▶ ASSIGNMENT
Every entry below has to appear again in your reply, word for word, but no picture may.

▶ Element data from apps and pages
_ _ _ _ _

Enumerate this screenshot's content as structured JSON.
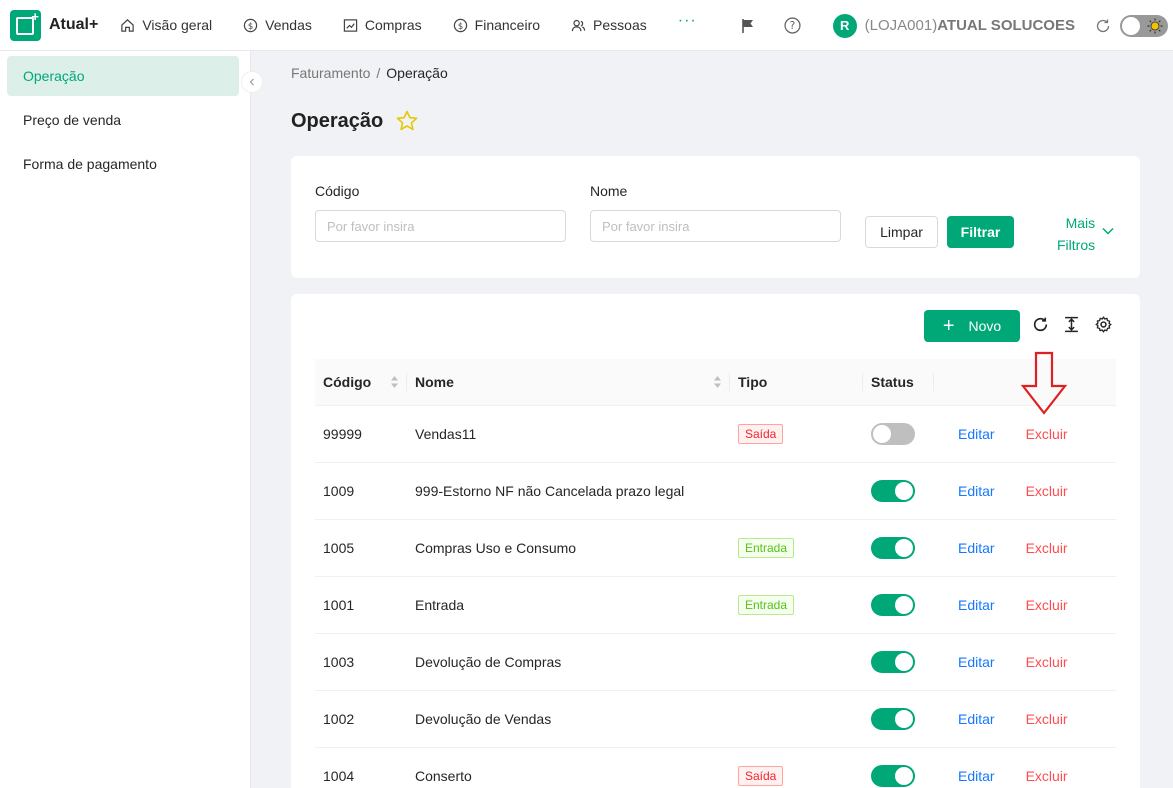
{
  "app": {
    "name": "Atual+"
  },
  "nav": [
    {
      "label": "Visão geral",
      "icon": "home-icon"
    },
    {
      "label": "Vendas",
      "icon": "dollar-circle-icon"
    },
    {
      "label": "Compras",
      "icon": "chart-line-icon"
    },
    {
      "label": "Financeiro",
      "icon": "dollar-circle-icon"
    },
    {
      "label": "Pessoas",
      "icon": "users-icon"
    }
  ],
  "nav_more": "···",
  "user": {
    "avatar_letter": "R",
    "store_code": "(LOJA001)",
    "store_name": "ATUAL SOLUCOES"
  },
  "sidebar": {
    "items": [
      {
        "label": "Operação",
        "active": true
      },
      {
        "label": "Preço de venda",
        "active": false
      },
      {
        "label": "Forma de pagamento",
        "active": false
      }
    ]
  },
  "breadcrumb": {
    "parent": "Faturamento",
    "sep": "/",
    "current": "Operação"
  },
  "page": {
    "title": "Operação"
  },
  "filters": {
    "codigo_label": "Código",
    "codigo_placeholder": "Por favor insira",
    "nome_label": "Nome",
    "nome_placeholder": "Por favor insira",
    "clear_label": "Limpar",
    "filter_label": "Filtrar",
    "more_line1": "Mais",
    "more_line2": "Filtros"
  },
  "toolbar": {
    "new_label": "Novo"
  },
  "table": {
    "columns": [
      "Código",
      "Nome",
      "Tipo",
      "Status"
    ],
    "edit_label": "Editar",
    "delete_label": "Excluir",
    "rows": [
      {
        "codigo": "99999",
        "nome": "Vendas11",
        "tipo": "Saída",
        "status": false
      },
      {
        "codigo": "1009",
        "nome": "999-Estorno NF não Cancelada prazo legal",
        "tipo": "",
        "status": true
      },
      {
        "codigo": "1005",
        "nome": "Compras Uso e Consumo",
        "tipo": "Entrada",
        "status": true
      },
      {
        "codigo": "1001",
        "nome": "Entrada",
        "tipo": "Entrada",
        "status": true
      },
      {
        "codigo": "1003",
        "nome": "Devolução de Compras",
        "tipo": "",
        "status": true
      },
      {
        "codigo": "1002",
        "nome": "Devolução de Vendas",
        "tipo": "",
        "status": true
      },
      {
        "codigo": "1004",
        "nome": "Conserto",
        "tipo": "Saída",
        "status": true
      }
    ]
  },
  "colors": {
    "accent": "#00a878",
    "edit": "#1677ff",
    "delete": "#ff4d4f",
    "annotation_arrow": "#e02020"
  }
}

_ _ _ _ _

▶ ANSWER TO THIS PROBLEM
Enumerate this screenshot's content as structured JSON.
{
  "app": {
    "name": "Atual+"
  },
  "nav": [
    {
      "label": "Visão geral",
      "icon": "home-icon"
    },
    {
      "label": "Vendas",
      "icon": "dollar-circle-icon"
    },
    {
      "label": "Compras",
      "icon": "chart-line-icon"
    },
    {
      "label": "Financeiro",
      "icon": "dollar-circle-icon"
    },
    {
      "label": "Pessoas",
      "icon": "users-icon"
    }
  ],
  "nav_more": "···",
  "user": {
    "avatar_letter": "R",
    "store_code": "(LOJA001)",
    "store_name": "ATUAL SOLUCOES"
  },
  "sidebar": {
    "items": [
      {
        "label": "Operação",
        "active": true
      },
      {
        "label": "Preço de venda",
        "active": false
      },
      {
        "label": "Forma de pagamento",
        "active": false
      }
    ]
  },
  "breadcrumb": {
    "parent": "Faturamento",
    "sep": "/",
    "current": "Operação"
  },
  "page": {
    "title": "Operação"
  },
  "filters": {
    "codigo_label": "Código",
    "codigo_placeholder": "Por favor insira",
    "nome_label": "Nome",
    "nome_placeholder": "Por favor insira",
    "clear_label": "Limpar",
    "filter_label": "Filtrar",
    "more_line1": "Mais",
    "more_line2": "Filtros"
  },
  "toolbar": {
    "new_label": "Novo"
  },
  "table": {
    "columns": [
      "Código",
      "Nome",
      "Tipo",
      "Status"
    ],
    "edit_label": "Editar",
    "delete_label": "Excluir",
    "rows": [
      {
        "codigo": "99999",
        "nome": "Vendas11",
        "tipo": "Saída",
        "status": false
      },
      {
        "codigo": "1009",
        "nome": "999-Estorno NF não Cancelada prazo legal",
        "tipo": "",
        "status": true
      },
      {
        "codigo": "1005",
        "nome": "Compras Uso e Consumo",
        "tipo": "Entrada",
        "status": true
      },
      {
        "codigo": "1001",
        "nome": "Entrada",
        "tipo": "Entrada",
        "status": true
      },
      {
        "codigo": "1003",
        "nome": "Devolução de Compras",
        "tipo": "",
        "status": true
      },
      {
        "codigo": "1002",
        "nome": "Devolução de Vendas",
        "tipo": "",
        "status": true
      },
      {
        "codigo": "1004",
        "nome": "Conserto",
        "tipo": "Saída",
        "status": true
      }
    ]
  },
  "colors": {
    "accent": "#00a878",
    "edit": "#1677ff",
    "delete": "#ff4d4f",
    "annotation_arrow": "#e02020"
  }
}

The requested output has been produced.